◆ **Working data**
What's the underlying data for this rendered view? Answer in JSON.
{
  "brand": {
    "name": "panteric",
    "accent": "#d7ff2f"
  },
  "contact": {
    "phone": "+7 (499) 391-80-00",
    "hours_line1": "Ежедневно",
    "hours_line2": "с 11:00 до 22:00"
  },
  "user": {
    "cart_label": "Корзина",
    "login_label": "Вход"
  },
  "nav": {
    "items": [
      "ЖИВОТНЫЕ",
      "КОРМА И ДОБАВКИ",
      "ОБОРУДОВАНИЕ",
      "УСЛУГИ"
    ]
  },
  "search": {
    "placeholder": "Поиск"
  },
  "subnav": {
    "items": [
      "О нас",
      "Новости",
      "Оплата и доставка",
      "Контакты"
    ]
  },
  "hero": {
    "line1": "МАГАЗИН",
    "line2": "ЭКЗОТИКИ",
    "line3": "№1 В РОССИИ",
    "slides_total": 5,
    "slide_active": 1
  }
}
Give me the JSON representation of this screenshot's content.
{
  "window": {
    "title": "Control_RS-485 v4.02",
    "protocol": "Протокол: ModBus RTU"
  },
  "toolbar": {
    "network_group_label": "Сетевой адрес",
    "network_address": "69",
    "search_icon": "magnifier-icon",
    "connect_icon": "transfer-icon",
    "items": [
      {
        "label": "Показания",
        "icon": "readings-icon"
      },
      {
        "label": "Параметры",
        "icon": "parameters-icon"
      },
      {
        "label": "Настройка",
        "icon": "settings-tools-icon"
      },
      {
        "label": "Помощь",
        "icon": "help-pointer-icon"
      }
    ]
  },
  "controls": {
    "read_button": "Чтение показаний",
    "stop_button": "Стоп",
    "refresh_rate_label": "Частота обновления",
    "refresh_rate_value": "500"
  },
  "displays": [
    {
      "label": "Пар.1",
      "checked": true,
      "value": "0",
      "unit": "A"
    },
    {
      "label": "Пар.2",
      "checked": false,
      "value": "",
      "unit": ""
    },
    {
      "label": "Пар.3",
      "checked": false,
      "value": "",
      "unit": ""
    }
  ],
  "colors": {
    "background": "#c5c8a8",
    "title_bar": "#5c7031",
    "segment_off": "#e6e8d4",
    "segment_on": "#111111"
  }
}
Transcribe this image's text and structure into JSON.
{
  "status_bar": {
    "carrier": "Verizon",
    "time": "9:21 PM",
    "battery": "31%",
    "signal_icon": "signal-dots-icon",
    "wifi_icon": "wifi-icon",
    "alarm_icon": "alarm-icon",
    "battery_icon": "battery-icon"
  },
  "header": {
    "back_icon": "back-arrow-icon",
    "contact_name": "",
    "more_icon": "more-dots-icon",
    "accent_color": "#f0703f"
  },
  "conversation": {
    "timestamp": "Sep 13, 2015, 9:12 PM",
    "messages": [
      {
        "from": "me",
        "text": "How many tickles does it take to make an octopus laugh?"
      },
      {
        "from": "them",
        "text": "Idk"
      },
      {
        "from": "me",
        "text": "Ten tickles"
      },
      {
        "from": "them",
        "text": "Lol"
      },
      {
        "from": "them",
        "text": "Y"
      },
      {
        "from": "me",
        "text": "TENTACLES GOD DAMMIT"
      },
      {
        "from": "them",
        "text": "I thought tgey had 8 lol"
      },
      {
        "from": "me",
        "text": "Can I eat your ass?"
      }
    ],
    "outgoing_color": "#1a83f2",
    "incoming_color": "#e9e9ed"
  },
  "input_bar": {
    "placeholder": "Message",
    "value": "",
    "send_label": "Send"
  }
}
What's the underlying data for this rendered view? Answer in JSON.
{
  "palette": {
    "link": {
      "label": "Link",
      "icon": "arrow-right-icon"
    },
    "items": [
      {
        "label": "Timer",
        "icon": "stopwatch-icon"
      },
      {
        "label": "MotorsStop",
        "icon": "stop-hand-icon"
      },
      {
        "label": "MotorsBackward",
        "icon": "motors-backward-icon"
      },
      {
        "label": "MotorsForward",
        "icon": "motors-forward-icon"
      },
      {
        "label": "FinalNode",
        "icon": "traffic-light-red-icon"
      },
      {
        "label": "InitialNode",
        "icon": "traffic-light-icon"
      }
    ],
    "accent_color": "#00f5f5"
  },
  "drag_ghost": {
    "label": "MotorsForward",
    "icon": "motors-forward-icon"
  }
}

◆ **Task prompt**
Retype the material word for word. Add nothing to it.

◆ **Reply to the exercise**
What's the underlying data for this rendered view? Answer in JSON.
{
  "brand": {
    "name": "panteric",
    "accent": "#d7ff2f"
  },
  "contact": {
    "phone": "+7 (499) 391-80-00",
    "hours_line1": "Ежедневно",
    "hours_line2": "с 11:00 до 22:00"
  },
  "user": {
    "cart_label": "Корзина",
    "login_label": "Вход"
  },
  "nav": {
    "items": [
      "ЖИВОТНЫЕ",
      "КОРМА И ДОБАВКИ",
      "ОБОРУДОВАНИЕ",
      "УСЛУГИ"
    ]
  },
  "search": {
    "placeholder": "Поиск"
  },
  "subnav": {
    "items": [
      "О нас",
      "Новости",
      "Оплата и доставка",
      "Контакты"
    ]
  },
  "hero": {
    "line1": "МАГАЗИН",
    "line2": "ЭКЗОТИКИ",
    "line3": "№1 В РОССИИ",
    "slides_total": 5,
    "slide_active": 1
  }
}
Give me the JSON representation of this screenshot's content.
{
  "window": {
    "title": "Control_RS-485 v4.02",
    "protocol": "Протокол: ModBus RTU"
  },
  "toolbar": {
    "network_group_label": "Сетевой адрес",
    "network_address": "69",
    "search_icon": "magnifier-icon",
    "connect_icon": "transfer-icon",
    "items": [
      {
        "label": "Показания",
        "icon": "readings-icon"
      },
      {
        "label": "Параметры",
        "icon": "parameters-icon"
      },
      {
        "label": "Настройка",
        "icon": "settings-tools-icon"
      },
      {
        "label": "Помощь",
        "icon": "help-pointer-icon"
      }
    ]
  },
  "controls": {
    "read_button": "Чтение показаний",
    "stop_button": "Стоп",
    "refresh_rate_label": "Частота обновления",
    "refresh_rate_value": "500"
  },
  "displays": [
    {
      "label": "Пар.1",
      "checked": true,
      "value": "0",
      "unit": "A"
    },
    {
      "label": "Пар.2",
      "checked": false,
      "value": "",
      "unit": ""
    },
    {
      "label": "Пар.3",
      "checked": false,
      "value": "",
      "unit": ""
    }
  ],
  "colors": {
    "background": "#c5c8a8",
    "title_bar": "#5c7031",
    "segment_off": "#e6e8d4",
    "segment_on": "#111111"
  }
}
Transcribe this image's text and structure into JSON.
{
  "status_bar": {
    "carrier": "Verizon",
    "time": "9:21 PM",
    "battery": "31%",
    "signal_icon": "signal-dots-icon",
    "wifi_icon": "wifi-icon",
    "alarm_icon": "alarm-icon",
    "battery_icon": "battery-icon"
  },
  "header": {
    "back_icon": "back-arrow-icon",
    "contact_name": "",
    "more_icon": "more-dots-icon",
    "accent_color": "#f0703f"
  },
  "conversation": {
    "timestamp": "Sep 13, 2015, 9:12 PM",
    "messages": [
      {
        "from": "me",
        "text": "How many tickles does it take to make an octopus laugh?"
      },
      {
        "from": "them",
        "text": "Idk"
      },
      {
        "from": "me",
        "text": "Ten tickles"
      },
      {
        "from": "them",
        "text": "Lol"
      },
      {
        "from": "them",
        "text": "Y"
      },
      {
        "from": "me",
        "text": "TENTACLES GOD DAMMIT"
      },
      {
        "from": "them",
        "text": "I thought tgey had 8 lol"
      },
      {
        "from": "me",
        "text": "Can I eat your ass?"
      }
    ],
    "outgoing_color": "#1a83f2",
    "incoming_color": "#e9e9ed"
  },
  "input_bar": {
    "placeholder": "Message",
    "value": "",
    "send_label": "Send"
  }
}
What's the underlying data for this rendered view? Answer in JSON.
{
  "palette": {
    "link": {
      "label": "Link",
      "icon": "arrow-right-icon"
    },
    "items": [
      {
        "label": "Timer",
        "icon": "stopwatch-icon"
      },
      {
        "label": "MotorsStop",
        "icon": "stop-hand-icon"
      },
      {
        "label": "MotorsBackward",
        "icon": "motors-backward-icon"
      },
      {
        "label": "MotorsForward",
        "icon": "motors-forward-icon"
      },
      {
        "label": "FinalNode",
        "icon": "traffic-light-red-icon"
      },
      {
        "label": "InitialNode",
        "icon": "traffic-light-icon"
      }
    ],
    "accent_color": "#00f5f5"
  },
  "drag_ghost": {
    "label": "MotorsForward",
    "icon": "motors-forward-icon"
  }
}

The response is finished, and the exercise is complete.